▸ **TASK DETAILS**
The answer must consist of each line below that holds the word "code", copied as it stands.

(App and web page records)

■ ■ ■ ■ ■ ■ ■

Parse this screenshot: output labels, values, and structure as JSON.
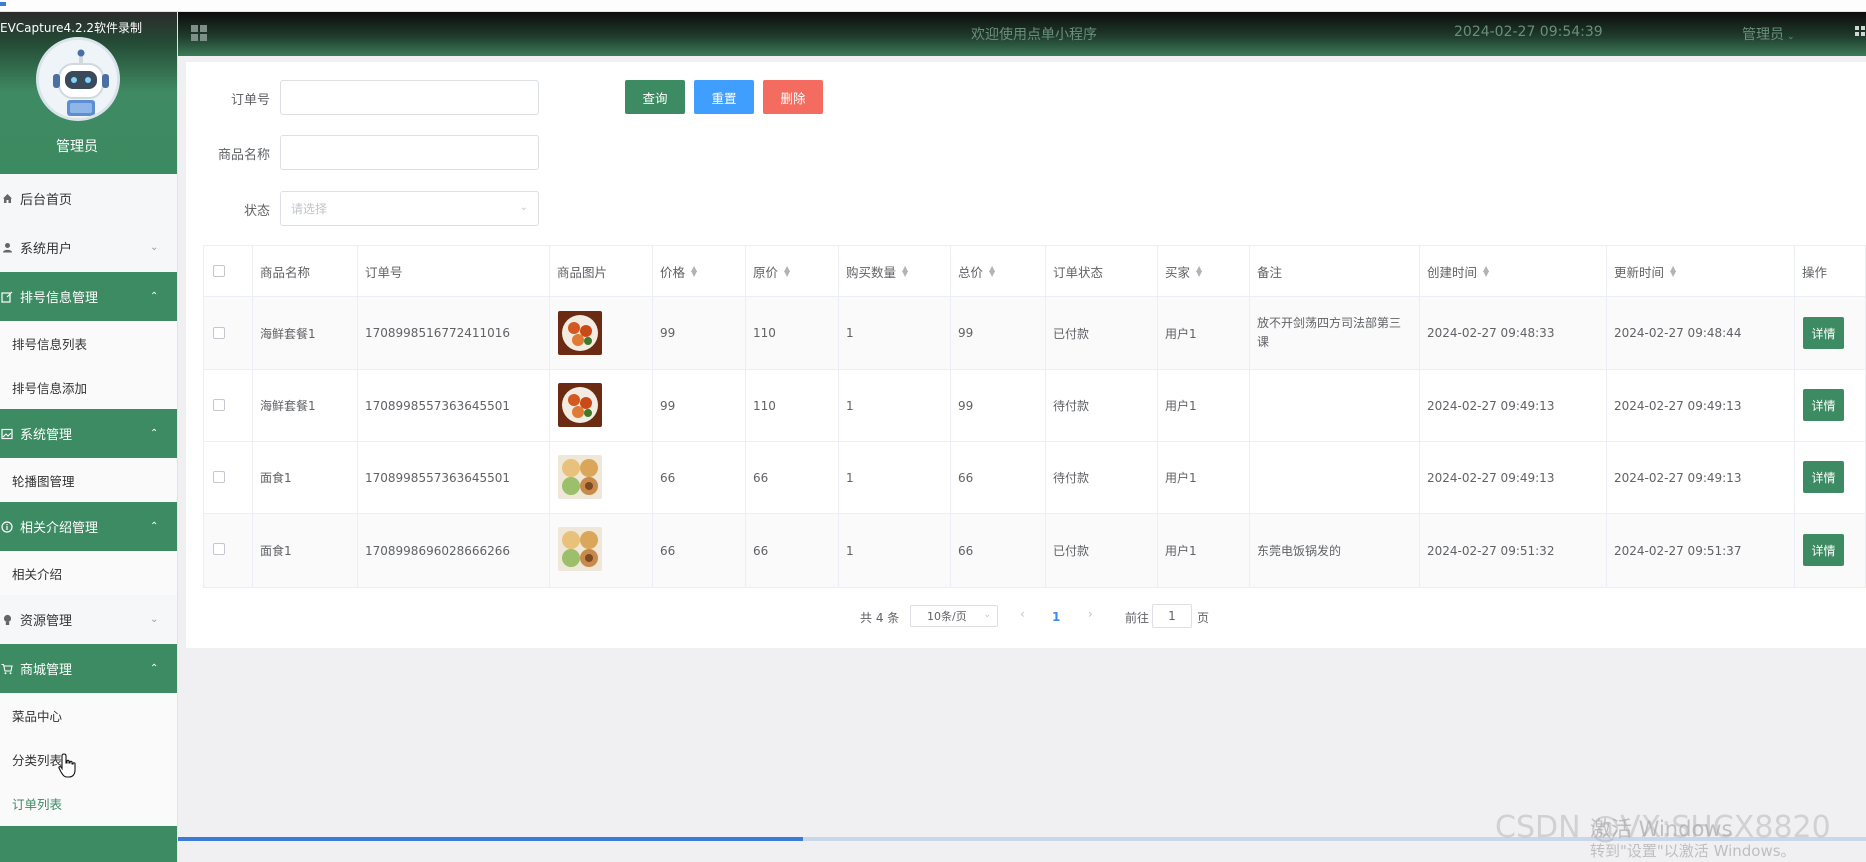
{
  "recorder_label": "EVCapture4.2.2软件录制",
  "sidebar": {
    "role_name": "管理员",
    "items": [
      {
        "name": "menu-home",
        "label": "后台首页",
        "icon": "home-icon",
        "type": "item"
      },
      {
        "name": "menu-system-users",
        "label": "系统用户",
        "icon": "user-icon",
        "type": "collapsed"
      },
      {
        "name": "menu-queue-info",
        "label": "排号信息管理",
        "icon": "edit-icon",
        "type": "open"
      },
      {
        "name": "menu-queue-list",
        "label": "排号信息列表",
        "type": "sub"
      },
      {
        "name": "menu-queue-add",
        "label": "排号信息添加",
        "type": "sub"
      },
      {
        "name": "menu-system-manage",
        "label": "系统管理",
        "icon": "image-icon",
        "type": "open"
      },
      {
        "name": "menu-carousel",
        "label": "轮播图管理",
        "type": "sub"
      },
      {
        "name": "menu-intro-manage",
        "label": "相关介绍管理",
        "icon": "info-icon",
        "type": "open"
      },
      {
        "name": "menu-intro",
        "label": "相关介绍",
        "type": "sub"
      },
      {
        "name": "menu-resources",
        "label": "资源管理",
        "icon": "bulb-icon",
        "type": "collapsed"
      },
      {
        "name": "menu-mall",
        "label": "商城管理",
        "icon": "cart-icon",
        "type": "open"
      },
      {
        "name": "menu-dishes",
        "label": "菜品中心",
        "type": "sub"
      },
      {
        "name": "menu-categories",
        "label": "分类列表",
        "type": "sub"
      },
      {
        "name": "menu-orders",
        "label": "订单列表",
        "type": "sub",
        "active": true
      }
    ]
  },
  "header": {
    "welcome": "欢迎使用点单小程序",
    "datetime": "2024-02-27 09:54:39",
    "user": "管理员"
  },
  "search": {
    "order_no_label": "订单号",
    "order_no_value": "",
    "product_label": "商品名称",
    "product_value": "",
    "status_label": "状态",
    "status_placeholder": "请选择",
    "query_btn": "查询",
    "reset_btn": "重置",
    "delete_btn": "删除"
  },
  "table": {
    "headers": [
      "商品名称",
      "订单号",
      "商品图片",
      "价格",
      "原价",
      "购买数量",
      "总价",
      "订单状态",
      "买家",
      "备注",
      "创建时间",
      "更新时间",
      "操作"
    ],
    "detail_label": "详情",
    "rows": [
      {
        "product": "海鲜套餐1",
        "order_no": "1708998516772411016",
        "price": "99",
        "original_price": "110",
        "qty": "1",
        "total": "99",
        "status": "已付款",
        "buyer": "用户1",
        "note": "放不开剑荡四方司法部第三课",
        "created": "2024-02-27 09:48:33",
        "updated": "2024-02-27 09:48:44",
        "image": "seafood"
      },
      {
        "product": "海鲜套餐1",
        "order_no": "1708998557363645501",
        "price": "99",
        "original_price": "110",
        "qty": "1",
        "total": "99",
        "status": "待付款",
        "buyer": "用户1",
        "note": "",
        "created": "2024-02-27 09:49:13",
        "updated": "2024-02-27 09:49:13",
        "image": "seafood"
      },
      {
        "product": "面食1",
        "order_no": "1708998557363645501",
        "price": "66",
        "original_price": "66",
        "qty": "1",
        "total": "66",
        "status": "待付款",
        "buyer": "用户1",
        "note": "",
        "created": "2024-02-27 09:49:13",
        "updated": "2024-02-27 09:49:13",
        "image": "noodles"
      },
      {
        "product": "面食1",
        "order_no": "1708998696028666266",
        "price": "66",
        "original_price": "66",
        "qty": "1",
        "total": "66",
        "status": "已付款",
        "buyer": "用户1",
        "note": "东莞电饭锅发的",
        "created": "2024-02-27 09:51:32",
        "updated": "2024-02-27 09:51:37",
        "image": "noodles"
      }
    ]
  },
  "pagination": {
    "total": "共 4 条",
    "page_size": "10条/页",
    "prev": "‹",
    "next": "›",
    "current_page": "1",
    "goto_label": "前往",
    "goto_value": "1",
    "page_unit": "页"
  },
  "playback_progress": 0.37,
  "watermark": {
    "activate_title": "激活 Windows",
    "activate_sub": "转到\"设置\"以激活 Windows。",
    "csdn": "CSDN @VX:SHCX8820"
  },
  "colors": {
    "primary_green": "#3d8b62",
    "blue": "#409eff",
    "red": "#f36c5f",
    "page_active": "#3a8ee6"
  }
}
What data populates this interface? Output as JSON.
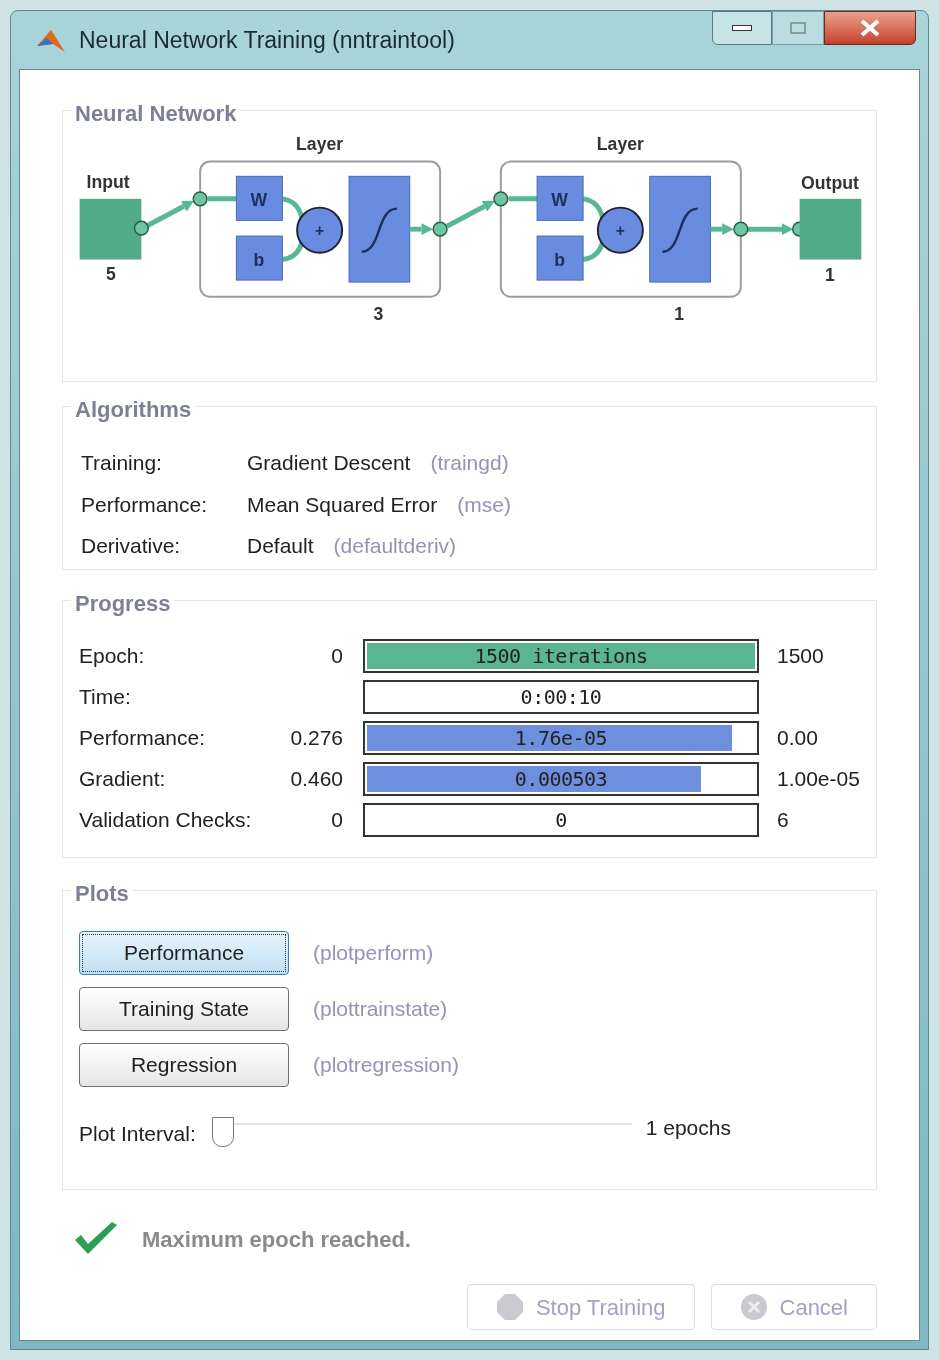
{
  "window": {
    "title": "Neural Network Training (nntraintool)"
  },
  "network": {
    "title": "Neural Network",
    "input": {
      "label": "Input",
      "size": "5"
    },
    "output": {
      "label": "Output",
      "size": "1"
    },
    "layers": [
      {
        "label": "Layer",
        "weight": "W",
        "bias": "b",
        "sum": "+",
        "size": "3"
      },
      {
        "label": "Layer",
        "weight": "W",
        "bias": "b",
        "sum": "+",
        "size": "1"
      }
    ]
  },
  "algorithms": {
    "title": "Algorithms",
    "rows": [
      {
        "label": "Training:",
        "value": "Gradient Descent",
        "code": "(traingd)"
      },
      {
        "label": "Performance:",
        "value": "Mean Squared Error",
        "code": "(mse)"
      },
      {
        "label": "Derivative:",
        "value": "Default",
        "code": "(defaultderiv)"
      }
    ]
  },
  "progress": {
    "title": "Progress",
    "rows": [
      {
        "label": "Epoch:",
        "start": "0",
        "value": "1500 iterations",
        "end": "1500",
        "level": 1,
        "color": "#5bb592"
      },
      {
        "label": "Time:",
        "value": "0:00:10"
      },
      {
        "label": "Performance:",
        "start": "0.276",
        "value": "1.76e-05",
        "end": "0.00",
        "level": 0.94,
        "color": "#6e8fde"
      },
      {
        "label": "Gradient:",
        "start": "0.460",
        "value": "0.000503",
        "end": "1.00e-05",
        "level": 0.86,
        "color": "#6e8fde"
      },
      {
        "label": "Validation Checks:",
        "start": "0",
        "value": "0",
        "end": "6"
      }
    ]
  },
  "plots": {
    "title": "Plots",
    "buttons": [
      {
        "label": "Performance",
        "code": "(plotperform)",
        "selected": true
      },
      {
        "label": "Training State",
        "code": "(plottrainstate)",
        "selected": false
      },
      {
        "label": "Regression",
        "code": "(plotregression)",
        "selected": false
      }
    ],
    "interval": {
      "label": "Plot Interval:",
      "level": 0,
      "reading": "1 epochs"
    }
  },
  "status": {
    "message": "Maximum epoch reached."
  },
  "buttons": [
    {
      "label": "Stop Training",
      "kind": "stop",
      "disabled": true
    },
    {
      "label": "Cancel",
      "kind": "cancel",
      "disabled": true
    }
  ]
}
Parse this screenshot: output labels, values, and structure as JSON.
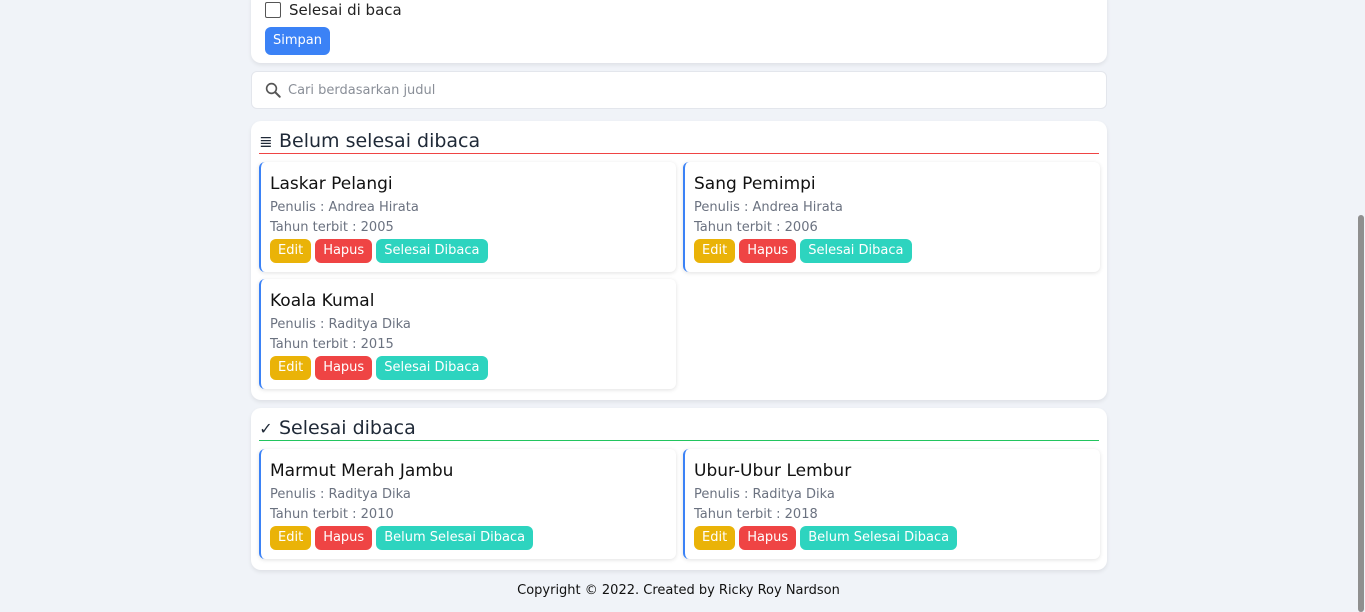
{
  "form": {
    "checkbox_label": "Selesai di baca",
    "save_label": "Simpan"
  },
  "search": {
    "placeholder": "Cari berdasarkan judul"
  },
  "unread": {
    "icon": "≣",
    "title": "Belum selesai dibaca",
    "line_color": "#ef4444",
    "books": [
      {
        "title": "Laskar Pelangi",
        "author": "Penulis : Andrea Hirata",
        "year": "Tahun terbit : 2005",
        "edit": "Edit",
        "hapus": "Hapus",
        "toggle": "Selesai Dibaca"
      },
      {
        "title": "Sang Pemimpi",
        "author": "Penulis : Andrea Hirata",
        "year": "Tahun terbit : 2006",
        "edit": "Edit",
        "hapus": "Hapus",
        "toggle": "Selesai Dibaca"
      },
      {
        "title": "Koala Kumal",
        "author": "Penulis : Raditya Dika",
        "year": "Tahun terbit : 2015",
        "edit": "Edit",
        "hapus": "Hapus",
        "toggle": "Selesai Dibaca"
      }
    ]
  },
  "read": {
    "icon": "✓",
    "title": "Selesai dibaca",
    "line_color": "#22c55e",
    "books": [
      {
        "title": "Marmut Merah Jambu",
        "author": "Penulis : Raditya Dika",
        "year": "Tahun terbit : 2010",
        "edit": "Edit",
        "hapus": "Hapus",
        "toggle": "Belum Selesai Dibaca"
      },
      {
        "title": "Ubur-Ubur Lembur",
        "author": "Penulis : Raditya Dika",
        "year": "Tahun terbit : 2018",
        "edit": "Edit",
        "hapus": "Hapus",
        "toggle": "Belum Selesai Dibaca"
      }
    ]
  },
  "footer": {
    "text": "Copyright © 2022. Created by Ricky Roy Nardson"
  }
}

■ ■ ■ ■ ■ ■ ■

▸ **SOLUTION**
        "code": "(traingd)"
        "code": "(mse)"
        "code": "(defaultderiv)"
        "code": "(plotperform)",
        "code": "(plottrainstate)",
        "code": "(plotregression)",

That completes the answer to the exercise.